Seizing the “little giants”: Opportunities for China’s city and regional commercial banks
By Helena Fang
Under the government’s full-scale plan to nurture technology-based SMEs, local banks are competing for startups that would be future giants.
On 11 December 2021, the National Equities Exchange and Quotations (NEEQ) and Beijing Stock Exchange (BSE) signed strategic cooperation agreements with 12 state-owned, joint-stock and city commercial banks to provide comprehensive financial services such as credit financing, product investment and IPO (initial public offering) training for budding technology-based enterprises. The BSE was launched on 15 November 2021 as an upgraded version of NEEQ – an equity trading platform for micro, small-sized and often low-quality enterprises – and is aimed to list high-quality and innovative small and medium-sized enterprises (SMEs) that are not large enough to list elsewhere.

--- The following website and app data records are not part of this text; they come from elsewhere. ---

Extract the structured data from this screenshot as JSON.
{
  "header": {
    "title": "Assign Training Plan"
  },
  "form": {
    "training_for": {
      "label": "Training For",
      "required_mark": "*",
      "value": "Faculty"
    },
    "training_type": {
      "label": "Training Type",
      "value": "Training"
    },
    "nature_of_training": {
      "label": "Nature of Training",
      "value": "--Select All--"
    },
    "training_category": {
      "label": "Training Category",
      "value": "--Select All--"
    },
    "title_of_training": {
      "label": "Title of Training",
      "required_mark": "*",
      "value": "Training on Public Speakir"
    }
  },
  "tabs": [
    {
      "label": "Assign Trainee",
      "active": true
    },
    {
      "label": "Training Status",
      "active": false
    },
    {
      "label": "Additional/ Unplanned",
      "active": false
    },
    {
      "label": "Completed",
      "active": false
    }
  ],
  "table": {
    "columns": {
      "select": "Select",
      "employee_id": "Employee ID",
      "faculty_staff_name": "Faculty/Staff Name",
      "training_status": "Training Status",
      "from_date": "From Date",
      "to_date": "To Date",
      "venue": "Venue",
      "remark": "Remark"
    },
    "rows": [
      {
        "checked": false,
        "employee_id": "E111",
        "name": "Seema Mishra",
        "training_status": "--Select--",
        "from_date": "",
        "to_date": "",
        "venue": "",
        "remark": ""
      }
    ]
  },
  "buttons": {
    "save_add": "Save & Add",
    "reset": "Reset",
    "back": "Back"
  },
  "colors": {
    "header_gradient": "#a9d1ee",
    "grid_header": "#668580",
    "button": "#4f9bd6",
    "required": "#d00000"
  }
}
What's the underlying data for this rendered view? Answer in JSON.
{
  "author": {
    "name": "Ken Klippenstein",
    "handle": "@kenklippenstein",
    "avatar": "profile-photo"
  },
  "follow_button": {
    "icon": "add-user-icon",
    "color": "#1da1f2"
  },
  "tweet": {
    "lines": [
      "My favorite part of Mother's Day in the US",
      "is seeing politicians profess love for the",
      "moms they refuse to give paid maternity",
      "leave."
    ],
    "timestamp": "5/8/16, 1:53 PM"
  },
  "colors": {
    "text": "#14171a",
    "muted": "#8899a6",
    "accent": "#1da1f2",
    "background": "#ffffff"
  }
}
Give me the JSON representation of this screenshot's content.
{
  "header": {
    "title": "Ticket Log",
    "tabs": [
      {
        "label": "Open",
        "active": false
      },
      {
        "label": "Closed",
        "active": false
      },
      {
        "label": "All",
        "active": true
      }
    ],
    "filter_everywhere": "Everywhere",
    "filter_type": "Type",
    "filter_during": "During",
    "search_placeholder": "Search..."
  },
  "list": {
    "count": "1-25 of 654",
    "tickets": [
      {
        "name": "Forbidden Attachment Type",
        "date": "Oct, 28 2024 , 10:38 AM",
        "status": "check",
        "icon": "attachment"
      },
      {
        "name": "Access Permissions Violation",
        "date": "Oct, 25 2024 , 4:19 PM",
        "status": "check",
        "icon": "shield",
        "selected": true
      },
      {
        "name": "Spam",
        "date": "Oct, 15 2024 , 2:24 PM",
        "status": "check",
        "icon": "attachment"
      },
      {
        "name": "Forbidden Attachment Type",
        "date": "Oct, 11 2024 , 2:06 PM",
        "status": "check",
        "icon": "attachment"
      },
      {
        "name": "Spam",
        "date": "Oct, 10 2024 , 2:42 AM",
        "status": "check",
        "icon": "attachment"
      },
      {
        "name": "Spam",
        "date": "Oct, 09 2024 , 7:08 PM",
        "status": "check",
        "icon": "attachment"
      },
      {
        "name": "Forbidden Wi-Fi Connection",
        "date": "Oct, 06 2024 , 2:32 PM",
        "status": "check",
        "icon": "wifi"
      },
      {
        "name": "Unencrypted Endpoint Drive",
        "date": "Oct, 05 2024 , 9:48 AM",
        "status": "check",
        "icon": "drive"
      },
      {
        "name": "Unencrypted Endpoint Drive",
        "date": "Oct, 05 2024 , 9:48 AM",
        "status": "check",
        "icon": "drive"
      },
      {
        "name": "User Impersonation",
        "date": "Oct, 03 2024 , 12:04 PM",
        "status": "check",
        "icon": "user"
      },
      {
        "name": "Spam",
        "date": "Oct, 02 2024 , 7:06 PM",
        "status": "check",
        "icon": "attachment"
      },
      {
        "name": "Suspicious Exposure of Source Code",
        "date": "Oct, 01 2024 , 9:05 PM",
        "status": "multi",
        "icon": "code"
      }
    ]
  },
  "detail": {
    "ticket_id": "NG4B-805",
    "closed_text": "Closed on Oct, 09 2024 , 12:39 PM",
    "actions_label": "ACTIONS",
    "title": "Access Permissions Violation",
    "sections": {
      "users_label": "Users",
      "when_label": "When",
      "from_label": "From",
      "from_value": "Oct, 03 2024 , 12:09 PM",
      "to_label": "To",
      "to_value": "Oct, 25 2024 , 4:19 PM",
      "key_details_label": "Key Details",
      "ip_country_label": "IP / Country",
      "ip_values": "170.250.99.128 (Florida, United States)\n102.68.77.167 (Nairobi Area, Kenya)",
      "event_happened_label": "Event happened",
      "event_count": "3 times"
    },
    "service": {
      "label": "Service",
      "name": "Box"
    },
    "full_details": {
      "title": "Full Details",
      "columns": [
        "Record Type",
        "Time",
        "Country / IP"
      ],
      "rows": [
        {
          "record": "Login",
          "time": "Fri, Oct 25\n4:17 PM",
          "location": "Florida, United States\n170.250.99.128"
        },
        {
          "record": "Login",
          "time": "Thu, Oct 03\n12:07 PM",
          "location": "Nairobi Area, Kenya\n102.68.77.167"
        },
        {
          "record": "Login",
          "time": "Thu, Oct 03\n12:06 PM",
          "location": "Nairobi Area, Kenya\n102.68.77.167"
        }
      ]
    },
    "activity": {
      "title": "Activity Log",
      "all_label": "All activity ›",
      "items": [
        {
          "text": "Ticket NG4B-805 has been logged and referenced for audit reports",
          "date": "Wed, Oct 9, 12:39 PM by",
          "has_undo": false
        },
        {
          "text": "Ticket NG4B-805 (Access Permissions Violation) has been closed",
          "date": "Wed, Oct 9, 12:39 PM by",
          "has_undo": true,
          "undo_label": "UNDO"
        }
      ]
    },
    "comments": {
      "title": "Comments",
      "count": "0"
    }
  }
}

The concept of “little giants” – innovative SMEs - to fill gaps in the sectors in industrial equipment, new materials, biomedicine and information technology (IT) – was first put forward by China’s Ministry of Industry and Information Technology (MIIT) in 2011 to set a strategic direction for such companies that form the backbone of the Chinese economy. In 2018, in line with China’s technology ambitions, MIIT emphasised the cultivation of 600 innovative startups that are regarded as hidden champions in their respective industries. Later in 2021, the central government put particular focus on the “little giants” and encouraged financial institutions to provide "efficient" financial services. Concurrently, with the launch of the BSE, city and regional commercial banks have taken up the role of "helpful companions" to SMEs.
For years, China’s SMEs have encountered obstacles in accessing credit, with extra costs and limited exposure to equity financing. The American Economic Review in an article discussed the issue of Chinese start-ups with high productivity that are often financially constrained and must rely on retained earnings to finance investments. This phenomenon is particularly true for technology-based SMEs that lack the necessary conditions, such as ownership of real property, consistent profitability, data transparency and fair valuation of technology patents for banks and venture capitalists to conduct due diligence. Furthermore, they do not have the economies of scale and can ill afford the burdensome underwriting fees required for IPOs.
A recent study focusing on SMEs in the United Arab Emirates finds that the success of SMEs is positively correlated with financing resources from financial institutions and governmental funding programmes, and access can be enhanced by firms’ technological innovations. However, policymakers need to be aware of the potential risks in nurturing SMEs, in particular their relative lack of management skills and the disincentive effects of supporting policies. A research by the United Kingdom (UK) government found that the capacity of management team is critical for SMEs’ growth, yet 16% of UK SMEs have underdeveloped management skills. The experience from UK is especially noteworthy for companies during expansion periods when leadership and management skills have to keep pace with firms’ growing scale.
While the current definition of “little giants” sets baseline requirements on type of industries, level of technological advancements and threshold of financial performance stipulated by MIIT, disincentives may arise as some companies choose to keep themselves below a certain threshold in order to retain preferential treatments. The policy and definition of “little giants” should also be contingent on county-specific factors as conditions in different regions of China vary extensively.
As for city and regional commercial banks on the front line of connecting SMEs in their communities, the market remains untapped. According to China Banking and Insurance Regulatory Commission, as of September 2021, city commercials banks represented only 14% of total inclusive loans to small and micro businesses, while state-owned banks and rural commercial banks accounted for 34% and 32% of the total number respectively. Understandably, state-owned banks have a bigger share because of their affiliations. Meanwhile, rural commercial banks have limited capacity to attract large companies result and choose to focus on local SMEs. Nonetheless, city commercial banks in large and medium-sized cities often have considerable asset scale, thus a natural tendency to serve big clients. Thanks to the launch of BSE, those city commercial banks are now seeking to secure technology-based SMEs, motivated by strong incentives for business expansion.
In 2020, there were more than 220,000 technology-based SMEs, a 47% surge from the number in 2019. The number is expected to climb further after 2021 amid increased attention on the “little giants”. For those technology-centric companies, raising funds from the credit and capital markets are more aligned with their business operations. In response to the impending boom in the market, city and regional commercial banks can cooperate with venture capitalists as well as local governments to retain promising clients – "little giants" with great potential to list on BSE - by providing diversified financial services such as asset management, financing scheme and investment banking services.